*** Opening of Task material ***
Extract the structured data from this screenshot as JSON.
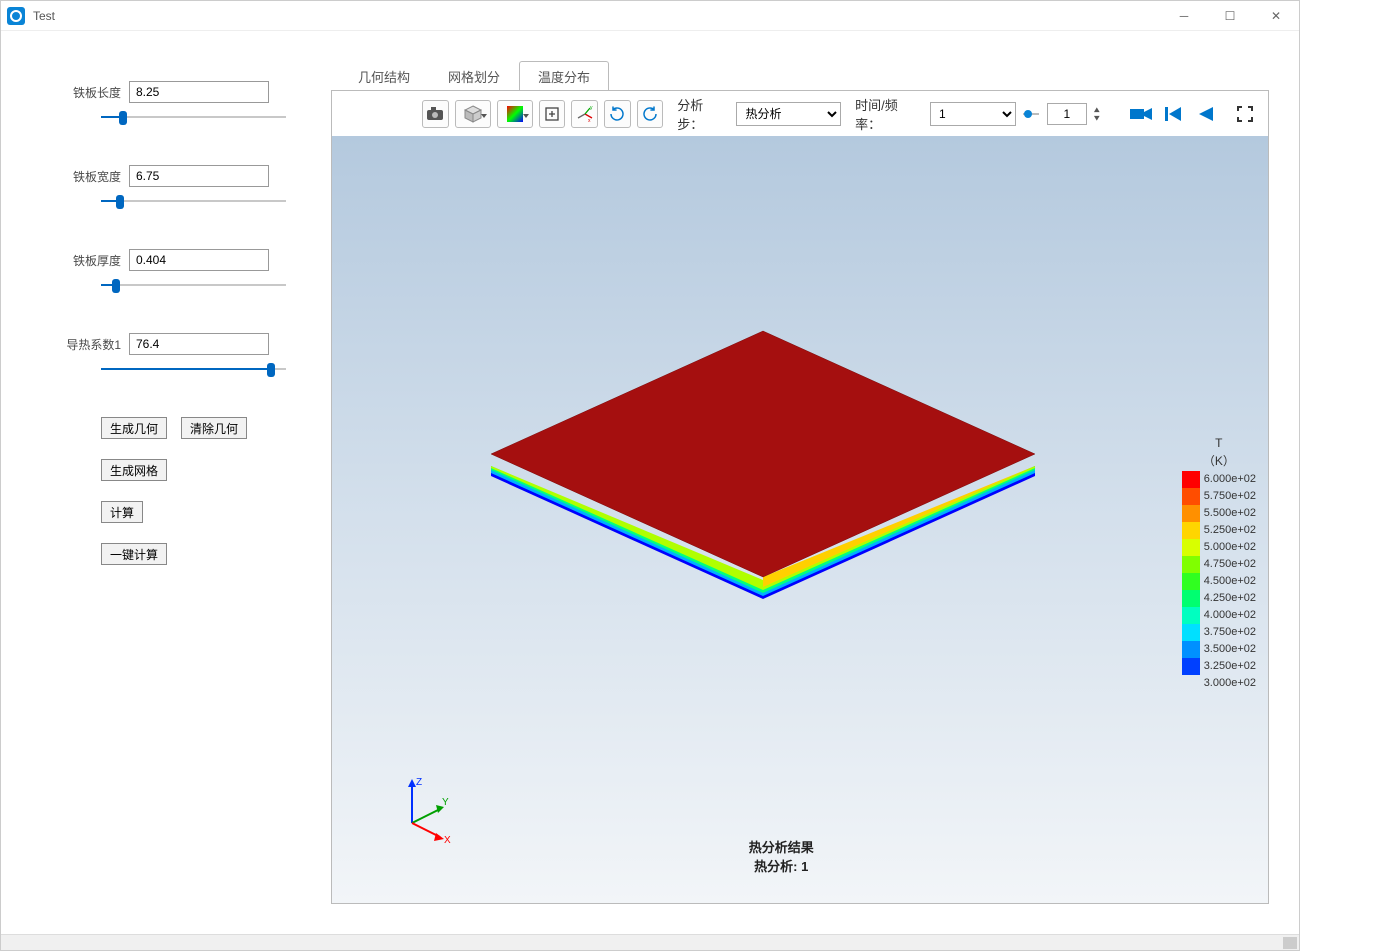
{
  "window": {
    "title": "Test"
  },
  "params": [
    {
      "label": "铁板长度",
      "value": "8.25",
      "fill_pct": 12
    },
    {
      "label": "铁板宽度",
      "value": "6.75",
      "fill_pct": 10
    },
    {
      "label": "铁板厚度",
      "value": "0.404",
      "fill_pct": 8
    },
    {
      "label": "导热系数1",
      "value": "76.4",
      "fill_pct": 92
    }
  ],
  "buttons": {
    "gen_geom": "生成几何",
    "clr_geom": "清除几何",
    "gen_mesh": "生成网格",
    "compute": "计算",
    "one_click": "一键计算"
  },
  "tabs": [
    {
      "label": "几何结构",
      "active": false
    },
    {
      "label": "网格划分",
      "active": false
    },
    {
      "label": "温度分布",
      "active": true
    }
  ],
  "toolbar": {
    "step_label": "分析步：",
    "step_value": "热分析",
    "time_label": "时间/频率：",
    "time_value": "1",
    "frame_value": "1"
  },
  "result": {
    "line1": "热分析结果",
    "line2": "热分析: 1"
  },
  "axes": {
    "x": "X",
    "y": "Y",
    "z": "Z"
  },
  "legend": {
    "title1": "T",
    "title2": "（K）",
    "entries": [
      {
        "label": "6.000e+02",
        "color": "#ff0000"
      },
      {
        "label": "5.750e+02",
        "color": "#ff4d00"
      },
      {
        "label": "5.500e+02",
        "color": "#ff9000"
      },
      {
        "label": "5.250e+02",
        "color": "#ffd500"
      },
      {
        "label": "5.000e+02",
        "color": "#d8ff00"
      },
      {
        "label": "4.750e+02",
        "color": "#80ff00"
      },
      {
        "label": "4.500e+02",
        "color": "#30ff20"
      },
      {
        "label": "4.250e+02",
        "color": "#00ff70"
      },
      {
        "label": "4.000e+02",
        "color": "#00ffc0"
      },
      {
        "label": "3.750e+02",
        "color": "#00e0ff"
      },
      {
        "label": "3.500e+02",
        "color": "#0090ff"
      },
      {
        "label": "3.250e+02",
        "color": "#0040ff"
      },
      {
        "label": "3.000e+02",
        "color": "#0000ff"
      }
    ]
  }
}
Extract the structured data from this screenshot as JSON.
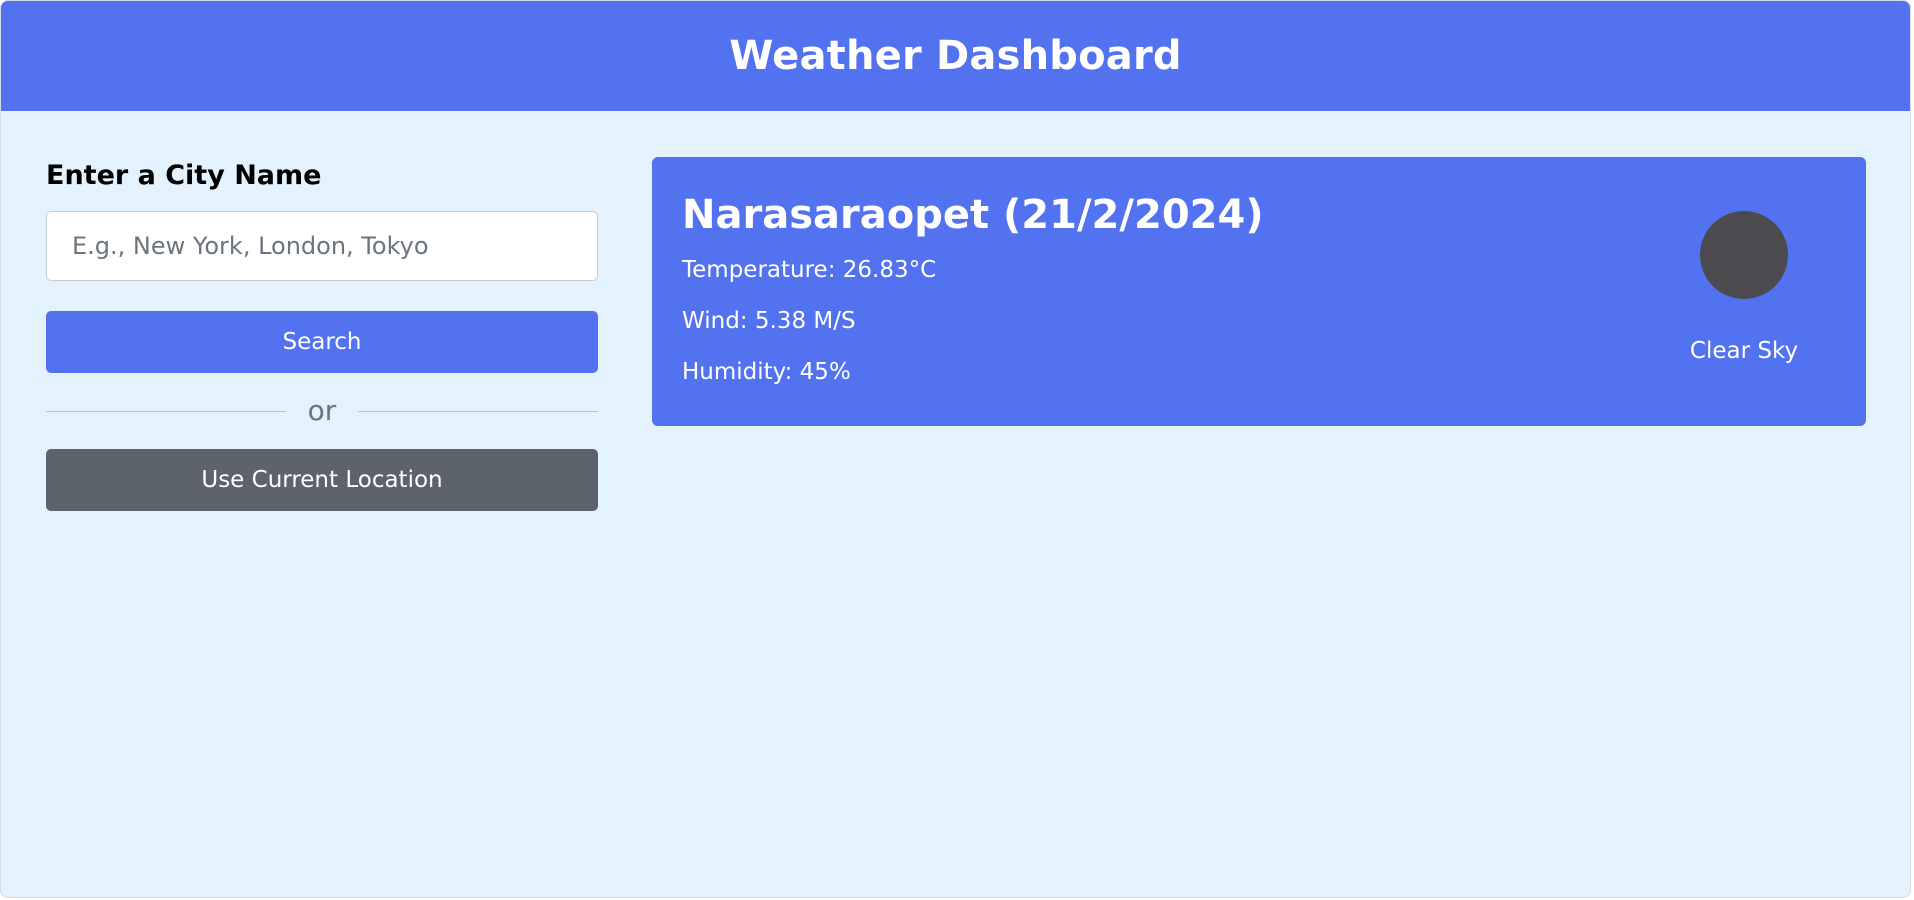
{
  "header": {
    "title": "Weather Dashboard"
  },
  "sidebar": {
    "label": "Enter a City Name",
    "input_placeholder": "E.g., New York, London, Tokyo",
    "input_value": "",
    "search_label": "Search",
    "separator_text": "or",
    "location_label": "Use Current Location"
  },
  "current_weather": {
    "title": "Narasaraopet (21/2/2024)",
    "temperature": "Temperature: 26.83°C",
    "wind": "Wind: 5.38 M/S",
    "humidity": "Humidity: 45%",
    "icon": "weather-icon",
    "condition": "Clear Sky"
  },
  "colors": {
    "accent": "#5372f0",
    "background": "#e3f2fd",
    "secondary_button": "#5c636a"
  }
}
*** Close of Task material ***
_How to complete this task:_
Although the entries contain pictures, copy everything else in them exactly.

_Answer box:_
Extract the structured data from this screenshot as JSON.
{
  "window": {
    "title": "Test"
  },
  "params": [
    {
      "label": "铁板长度",
      "value": "8.25",
      "fill_pct": 12
    },
    {
      "label": "铁板宽度",
      "value": "6.75",
      "fill_pct": 10
    },
    {
      "label": "铁板厚度",
      "value": "0.404",
      "fill_pct": 8
    },
    {
      "label": "导热系数1",
      "value": "76.4",
      "fill_pct": 92
    }
  ],
  "buttons": {
    "gen_geom": "生成几何",
    "clr_geom": "清除几何",
    "gen_mesh": "生成网格",
    "compute": "计算",
    "one_click": "一键计算"
  },
  "tabs": [
    {
      "label": "几何结构",
      "active": false
    },
    {
      "label": "网格划分",
      "active": false
    },
    {
      "label": "温度分布",
      "active": true
    }
  ],
  "toolbar": {
    "step_label": "分析步：",
    "step_value": "热分析",
    "time_label": "时间/频率：",
    "time_value": "1",
    "frame_value": "1"
  },
  "result": {
    "line1": "热分析结果",
    "line2": "热分析: 1"
  },
  "axes": {
    "x": "X",
    "y": "Y",
    "z": "Z"
  },
  "legend": {
    "title1": "T",
    "title2": "（K）",
    "entries": [
      {
        "label": "6.000e+02",
        "color": "#ff0000"
      },
      {
        "label": "5.750e+02",
        "color": "#ff4d00"
      },
      {
        "label": "5.500e+02",
        "color": "#ff9000"
      },
      {
        "label": "5.250e+02",
        "color": "#ffd500"
      },
      {
        "label": "5.000e+02",
        "color": "#d8ff00"
      },
      {
        "label": "4.750e+02",
        "color": "#80ff00"
      },
      {
        "label": "4.500e+02",
        "color": "#30ff20"
      },
      {
        "label": "4.250e+02",
        "color": "#00ff70"
      },
      {
        "label": "4.000e+02",
        "color": "#00ffc0"
      },
      {
        "label": "3.750e+02",
        "color": "#00e0ff"
      },
      {
        "label": "3.500e+02",
        "color": "#0090ff"
      },
      {
        "label": "3.250e+02",
        "color": "#0040ff"
      },
      {
        "label": "3.000e+02",
        "color": "#0000ff"
      }
    ]
  }
}
Extract the structured data from this screenshot as JSON.
{
  "header": {
    "title": "Weather Dashboard"
  },
  "sidebar": {
    "label": "Enter a City Name",
    "input_placeholder": "E.g., New York, London, Tokyo",
    "input_value": "",
    "search_label": "Search",
    "separator_text": "or",
    "location_label": "Use Current Location"
  },
  "current_weather": {
    "title": "Narasaraopet (21/2/2024)",
    "temperature": "Temperature: 26.83°C",
    "wind": "Wind: 5.38 M/S",
    "humidity": "Humidity: 45%",
    "icon": "weather-icon",
    "condition": "Clear Sky"
  },
  "colors": {
    "accent": "#5372f0",
    "background": "#e3f2fd",
    "secondary_button": "#5c636a"
  }
}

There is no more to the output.